WHAT IS NEEDED |
A word-for-word copy of the entries, with the images left out, is what you should write.

Dataset records:
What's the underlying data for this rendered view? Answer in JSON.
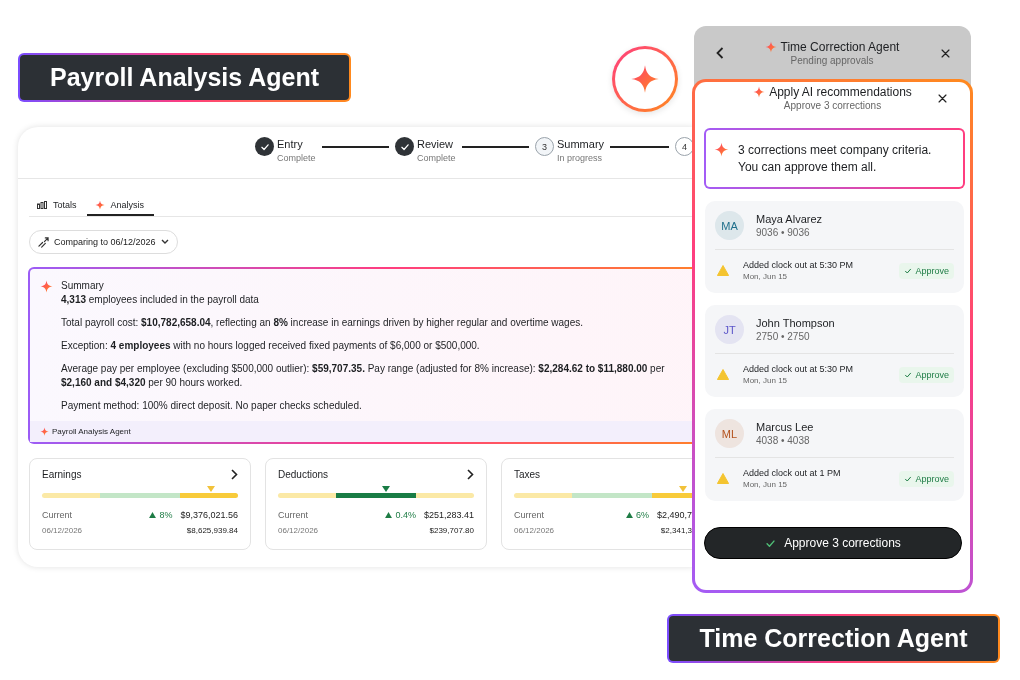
{
  "badges": [
    {
      "label": "Payroll Analysis Agent"
    },
    {
      "label": "Time Correction Agent"
    }
  ],
  "payroll": {
    "stepper": [
      {
        "label": "Entry",
        "sub": "Complete",
        "kind": "complete"
      },
      {
        "label": "Review",
        "sub": "Complete",
        "kind": "complete"
      },
      {
        "number": "3",
        "label": "Summary",
        "sub": "In progress",
        "kind": "current"
      },
      {
        "number": "4",
        "kind": "upcoming"
      }
    ],
    "tabs": [
      {
        "label": "Totals",
        "selected": false
      },
      {
        "label": "Analysis",
        "selected": true
      }
    ],
    "compare_button": "Comparing to 06/12/2026",
    "summary": {
      "title": "Summary",
      "paragraphs": [
        {
          "lines": [
            "**4,313** employees included in the payroll data"
          ]
        },
        {
          "lines": [
            "Total payroll cost: **$10,782,658.04**, reflecting an **8%** increase in earnings driven by higher regular and overtime wages."
          ]
        },
        {
          "lines": [
            "Exception: **4 employees** with no hours logged received fixed payments of $6,000 or $500,000."
          ]
        },
        {
          "lines": [
            "Average pay per employee (excluding $500,000 outlier): **$59,707.35.** Pay range (adjusted for 8% increase): **$2,284.62 to $11,880.00** per",
            "**$2,160 and $4,320** per 90 hours worked."
          ]
        },
        {
          "lines": [
            "Payment method: 100% direct deposit. No paper checks scheduled."
          ]
        }
      ],
      "footer": "Payroll Analysis Agent"
    },
    "cards": [
      {
        "title": "Earnings",
        "chevron": true,
        "kind": "high",
        "current_label": "Current",
        "change": "8%",
        "current": "$9,376,021.56",
        "date": "06/12/2026",
        "previous": "$8,625,939.84"
      },
      {
        "title": "Deductions",
        "chevron": true,
        "kind": "normal",
        "current_label": "Current",
        "change": "0.4%",
        "current": "$251,283.41",
        "date": "06/12/2026",
        "previous": "$239,707.80"
      },
      {
        "title": "Taxes",
        "kind": "high",
        "current_label": "Current",
        "change": "6%",
        "current": "$2,490,7",
        "date": "06/12/2026",
        "previous": "$2,341,3"
      }
    ]
  },
  "agent_panel": {
    "title": "Time Correction Agent",
    "subtitle": "Pending approvals"
  },
  "recommendations": {
    "title": "Apply AI recommendations",
    "subtitle": "Approve 3 corrections",
    "callout": "3 corrections meet company criteria. You can approve them all.",
    "employees": [
      {
        "initials": "MA",
        "color": "#1f6f8b",
        "name": "Maya Alvarez",
        "ids": "9036 • 9036",
        "correction": "Added clock out at 5:30 PM",
        "date": "Mon, Jun 15",
        "action": "Approve"
      },
      {
        "initials": "JT",
        "color": "#5b55c9",
        "name": "John Thompson",
        "ids": "2750 • 2750",
        "correction": "Added clock out at 5:30 PM",
        "date": "Mon, Jun 15",
        "action": "Approve"
      },
      {
        "initials": "ML",
        "color": "#b4531f",
        "name": "Marcus Lee",
        "ids": "4038 • 4038",
        "correction": "Added clock out at 1 PM",
        "date": "Mon, Jun 15",
        "action": "Approve"
      }
    ],
    "approve_all": "Approve 3 corrections"
  }
}
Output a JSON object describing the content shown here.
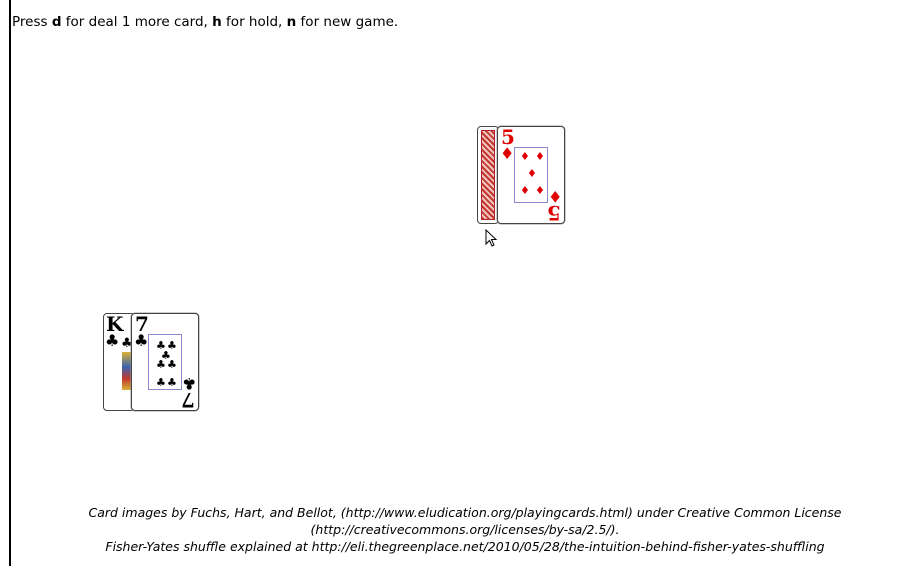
{
  "instructions": {
    "prefix": "Press ",
    "key_deal": "d",
    "text_deal": " for deal 1 more card, ",
    "key_hold": "h",
    "text_hold": " for hold, ",
    "key_new": "n",
    "text_new": " for new game."
  },
  "dealer_hand": {
    "cards": [
      {
        "face": "down"
      },
      {
        "rank": "5",
        "suit": "♦",
        "color": "#e00000"
      }
    ]
  },
  "player_hand": {
    "cards": [
      {
        "rank": "K",
        "suit": "♣",
        "color": "#000000"
      },
      {
        "rank": "7",
        "suit": "♣",
        "color": "#000000"
      }
    ]
  },
  "credits": {
    "line1": "Card images by Fuchs, Hart, and Bellot, (http://www.eludication.org/playingcards.html) under Creative Common License",
    "line2": "(http://creativecommons.org/licenses/by-sa/2.5/).",
    "line3": "Fisher-Yates shuffle explained at http://eli.thegreenplace.net/2010/05/28/the-intuition-behind-fisher-yates-shuffling"
  },
  "icons": {
    "cursor": "mouse-pointer-icon"
  }
}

WRITTEN ANSWER |
What's the underlying data for this rendered view? Answer in JSON.
{
  "badges": [
    {
      "label": "Payroll Analysis Agent"
    },
    {
      "label": "Time Correction Agent"
    }
  ],
  "payroll": {
    "stepper": [
      {
        "label": "Entry",
        "sub": "Complete",
        "kind": "complete"
      },
      {
        "label": "Review",
        "sub": "Complete",
        "kind": "complete"
      },
      {
        "number": "3",
        "label": "Summary",
        "sub": "In progress",
        "kind": "current"
      },
      {
        "number": "4",
        "kind": "upcoming"
      }
    ],
    "tabs": [
      {
        "label": "Totals",
        "selected": false
      },
      {
        "label": "Analysis",
        "selected": true
      }
    ],
    "compare_button": "Comparing to 06/12/2026",
    "summary": {
      "title": "Summary",
      "paragraphs": [
        {
          "lines": [
            "**4,313** employees included in the payroll data"
          ]
        },
        {
          "lines": [
            "Total payroll cost: **$10,782,658.04**, reflecting an **8%** increase in earnings driven by higher regular and overtime wages."
          ]
        },
        {
          "lines": [
            "Exception: **4 employees** with no hours logged received fixed payments of $6,000 or $500,000."
          ]
        },
        {
          "lines": [
            "Average pay per employee (excluding $500,000 outlier): **$59,707.35.** Pay range (adjusted for 8% increase): **$2,284.62 to $11,880.00** per",
            "**$2,160 and $4,320** per 90 hours worked."
          ]
        },
        {
          "lines": [
            "Payment method: 100% direct deposit. No paper checks scheduled."
          ]
        }
      ],
      "footer": "Payroll Analysis Agent"
    },
    "cards": [
      {
        "title": "Earnings",
        "chevron": true,
        "kind": "high",
        "current_label": "Current",
        "change": "8%",
        "current": "$9,376,021.56",
        "date": "06/12/2026",
        "previous": "$8,625,939.84"
      },
      {
        "title": "Deductions",
        "chevron": true,
        "kind": "normal",
        "current_label": "Current",
        "change": "0.4%",
        "current": "$251,283.41",
        "date": "06/12/2026",
        "previous": "$239,707.80"
      },
      {
        "title": "Taxes",
        "kind": "high",
        "current_label": "Current",
        "change": "6%",
        "current": "$2,490,7",
        "date": "06/12/2026",
        "previous": "$2,341,3"
      }
    ]
  },
  "agent_panel": {
    "title": "Time Correction Agent",
    "subtitle": "Pending approvals"
  },
  "recommendations": {
    "title": "Apply AI recommendations",
    "subtitle": "Approve 3 corrections",
    "callout": "3 corrections meet company criteria. You can approve them all.",
    "employees": [
      {
        "initials": "MA",
        "color": "#1f6f8b",
        "name": "Maya Alvarez",
        "ids": "9036 • 9036",
        "correction": "Added clock out at 5:30 PM",
        "date": "Mon, Jun 15",
        "action": "Approve"
      },
      {
        "initials": "JT",
        "color": "#5b55c9",
        "name": "John Thompson",
        "ids": "2750 • 2750",
        "correction": "Added clock out at 5:30 PM",
        "date": "Mon, Jun 15",
        "action": "Approve"
      },
      {
        "initials": "ML",
        "color": "#b4531f",
        "name": "Marcus Lee",
        "ids": "4038 • 4038",
        "correction": "Added clock out at 1 PM",
        "date": "Mon, Jun 15",
        "action": "Approve"
      }
    ],
    "approve_all": "Approve 3 corrections"
  }
}
Output a JSON object describing the content shown here.
{
  "instructions": {
    "prefix": "Press ",
    "key_deal": "d",
    "text_deal": " for deal 1 more card, ",
    "key_hold": "h",
    "text_hold": " for hold, ",
    "key_new": "n",
    "text_new": " for new game."
  },
  "dealer_hand": {
    "cards": [
      {
        "face": "down"
      },
      {
        "rank": "5",
        "suit": "♦",
        "color": "#e00000"
      }
    ]
  },
  "player_hand": {
    "cards": [
      {
        "rank": "K",
        "suit": "♣",
        "color": "#000000"
      },
      {
        "rank": "7",
        "suit": "♣",
        "color": "#000000"
      }
    ]
  },
  "credits": {
    "line1": "Card images by Fuchs, Hart, and Bellot, (http://www.eludication.org/playingcards.html) under Creative Common License",
    "line2": "(http://creativecommons.org/licenses/by-sa/2.5/).",
    "line3": "Fisher-Yates shuffle explained at http://eli.thegreenplace.net/2010/05/28/the-intuition-behind-fisher-yates-shuffling"
  },
  "icons": {
    "cursor": "mouse-pointer-icon"
  }
}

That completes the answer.